Instructions for the task ▸ The records below need copying. Match each line exactly.
————————
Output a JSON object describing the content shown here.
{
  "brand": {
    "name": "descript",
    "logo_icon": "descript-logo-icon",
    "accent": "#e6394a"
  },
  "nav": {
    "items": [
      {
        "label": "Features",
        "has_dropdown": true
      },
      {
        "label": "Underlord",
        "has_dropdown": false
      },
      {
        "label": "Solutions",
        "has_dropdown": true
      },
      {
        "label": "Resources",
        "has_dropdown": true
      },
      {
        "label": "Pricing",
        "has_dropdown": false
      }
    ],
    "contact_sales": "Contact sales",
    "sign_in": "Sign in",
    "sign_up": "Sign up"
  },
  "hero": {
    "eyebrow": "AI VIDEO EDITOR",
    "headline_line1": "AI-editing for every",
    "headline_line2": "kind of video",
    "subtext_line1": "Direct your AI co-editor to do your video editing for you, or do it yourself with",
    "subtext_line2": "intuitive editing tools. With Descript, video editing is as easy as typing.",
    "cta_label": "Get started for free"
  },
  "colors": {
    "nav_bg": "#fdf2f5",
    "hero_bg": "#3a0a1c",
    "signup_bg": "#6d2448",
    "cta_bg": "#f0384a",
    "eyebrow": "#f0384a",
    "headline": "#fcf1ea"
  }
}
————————
Output for this task ▸
Output a JSON object describing the content shown here.
{
  "brand": {
    "name": "descript",
    "logo_icon": "descript-logo-icon",
    "accent": "#e6394a"
  },
  "nav": {
    "items": [
      {
        "label": "Features",
        "has_dropdown": true
      },
      {
        "label": "Underlord",
        "has_dropdown": false
      },
      {
        "label": "Solutions",
        "has_dropdown": true
      },
      {
        "label": "Resources",
        "has_dropdown": true
      },
      {
        "label": "Pricing",
        "has_dropdown": false
      }
    ],
    "contact_sales": "Contact sales",
    "sign_in": "Sign in",
    "sign_up": "Sign up"
  },
  "hero": {
    "eyebrow": "AI VIDEO EDITOR",
    "headline_line1": "AI-editing for every",
    "headline_line2": "kind of video",
    "subtext_line1": "Direct your AI co-editor to do your video editing for you, or do it yourself with",
    "subtext_line2": "intuitive editing tools. With Descript, video editing is as easy as typing.",
    "cta_label": "Get started for free"
  },
  "colors": {
    "nav_bg": "#fdf2f5",
    "hero_bg": "#3a0a1c",
    "signup_bg": "#6d2448",
    "cta_bg": "#f0384a",
    "eyebrow": "#f0384a",
    "headline": "#fcf1ea"
  }
}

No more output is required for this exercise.